The Ceylon Motor Traders Association (CMTA), the most senior automotive association in South Asia, have raised serious concerns about the importation of used Electric Vehicles to Sri Lanka. In order to minimize the negative impact to the consumer, environment, society, and the economy, it is imperative that the country imports EVs which are directly shipped by the manufacturer with the recommendation for this tropical climate.
EVs built for colder climates may not be suitable for tropical regions as they might not have the required HV battery cooling systems. The CMTA further warns that EVs purchased and imported through importers who are not the agents for the respective brand, might not come with a proper warranty cover to protect the consumer. Used EVs that are shipped over to Sri Lanka may have HV batteries which could have damages that is not visible externally. Manufacturers’ warranties are a minimum of 5 years for passenger cars and 3 years for two-wheelers, in order to protect the consumer’s interest.

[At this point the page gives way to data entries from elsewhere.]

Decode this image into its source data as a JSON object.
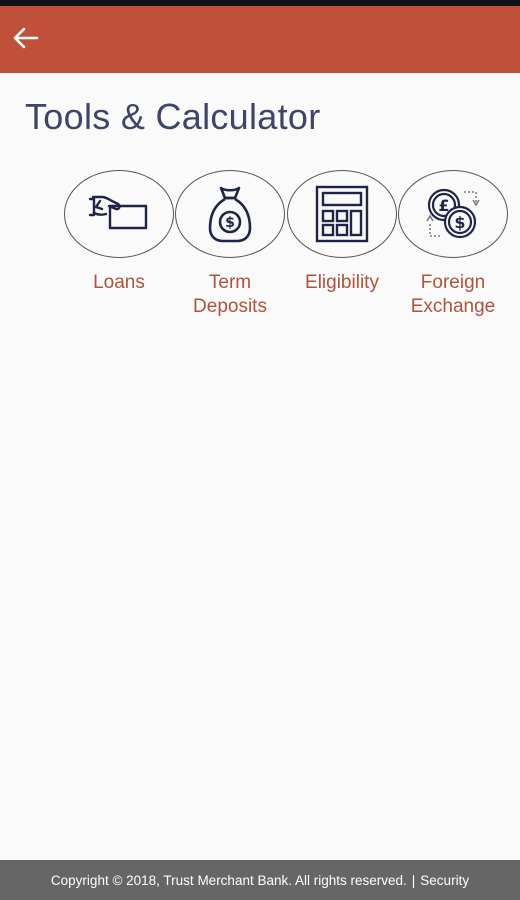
{
  "header": {
    "background_color": "#c0503a",
    "back_icon": "arrow-left-icon"
  },
  "page": {
    "title": "Tools & Calculator"
  },
  "tools": [
    {
      "label": "Loans",
      "icon": "hand-money-icon"
    },
    {
      "label": "Term\nDeposits",
      "icon": "money-bag-icon"
    },
    {
      "label": "Eligibility",
      "icon": "calculator-icon"
    },
    {
      "label": "Foreign\nExchange",
      "icon": "currency-exchange-icon"
    }
  ],
  "footer": {
    "copyright": "Copyright © 2018, Trust Merchant Bank. All rights reserved.",
    "separator": "|",
    "security_link": "Security"
  },
  "colors": {
    "accent": "#c0503a",
    "label": "#b0533c",
    "title": "#3e4566",
    "icon": "#1f2547",
    "footer_bg": "#666666"
  }
}
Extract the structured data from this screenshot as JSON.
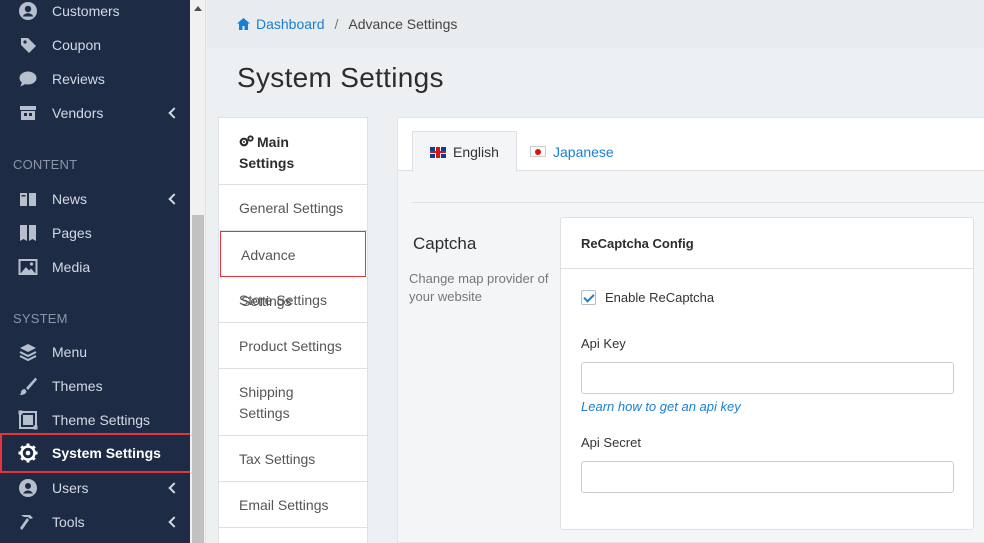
{
  "sidebar": {
    "items_top": [
      {
        "label": "Customers",
        "icon": "user-circle-icon"
      },
      {
        "label": "Coupon",
        "icon": "tag-icon"
      },
      {
        "label": "Reviews",
        "icon": "comment-icon"
      },
      {
        "label": "Vendors",
        "icon": "store-icon",
        "has_children": true
      }
    ],
    "section_content": "CONTENT",
    "items_content": [
      {
        "label": "News",
        "icon": "book-icon",
        "has_children": true
      },
      {
        "label": "Pages",
        "icon": "pages-icon"
      },
      {
        "label": "Media",
        "icon": "image-icon"
      }
    ],
    "section_system": "SYSTEM",
    "items_system": [
      {
        "label": "Menu",
        "icon": "layers-icon"
      },
      {
        "label": "Themes",
        "icon": "brush-icon"
      },
      {
        "label": "Theme Settings",
        "icon": "theme-settings-icon"
      },
      {
        "label": "System Settings",
        "icon": "gear-icon",
        "active": true
      },
      {
        "label": "Users",
        "icon": "users-icon",
        "has_children": true
      },
      {
        "label": "Tools",
        "icon": "hammer-icon",
        "has_children": true
      }
    ]
  },
  "breadcrumb": {
    "home": "Dashboard",
    "separator": "/",
    "current": "Advance Settings"
  },
  "page_title": "System Settings",
  "settings_menu": {
    "heading_line1": "Main",
    "heading_line2": "Settings",
    "items": [
      "General Settings",
      "Advance Settings",
      "Store Settings",
      "Product Settings",
      "Shipping Settings",
      "Tax Settings",
      "Email Settings"
    ],
    "active": "Advance Settings"
  },
  "tabs": [
    {
      "label": "English",
      "active": true
    },
    {
      "label": "Japanese",
      "active": false
    }
  ],
  "captcha": {
    "title": "Captcha",
    "description": "Change map provider of your website",
    "card_title": "ReCaptcha Config",
    "enable_label": "Enable ReCaptcha",
    "enabled": true,
    "api_key_label": "Api Key",
    "api_key_value": "",
    "help_link": "Learn how to get an api key",
    "api_secret_label": "Api Secret",
    "api_secret_value": ""
  },
  "colors": {
    "sidebar_bg": "#1e2b45",
    "accent": "#1a7fd4",
    "active_border": "#e8333b"
  }
}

Another one of the CMTA’s biggest concerns is the disposal High Voltage (HV) batteries, as it can be extremely hazardous to both the environment and ground water systems, if not disposed of properly. Therefore, the CMTA recommends that EV importers should be signed up with a battery recycling/ re-exporting company Due to the impact that improper disposing of HV batteries and other components may cause, it is also important to establish a legal framework to prosecute people who do so.
It is important to note that the landed cost of an HV battery could vary from Rs.5 million upwards for most EVs, or approximately 50% of the CIF value of the vehicle. It is therefore imperative that any EVs imported into the country must be imported within 6 months of manufacture, as it would negate the negative impacts HV batteries might have.
Charaka Perera, Chairman of the CMTA said, ‘It is imperative that we encourage the importation of Brand New EVs directly from the manufacturer as opposed to used ones. Vehicle electrification will bode very well for Sri Lanka, and we must ensure that the necessary steps are taken to ensure these vehicles are imported properly and that they do not pose environmental or economic threat to the country.”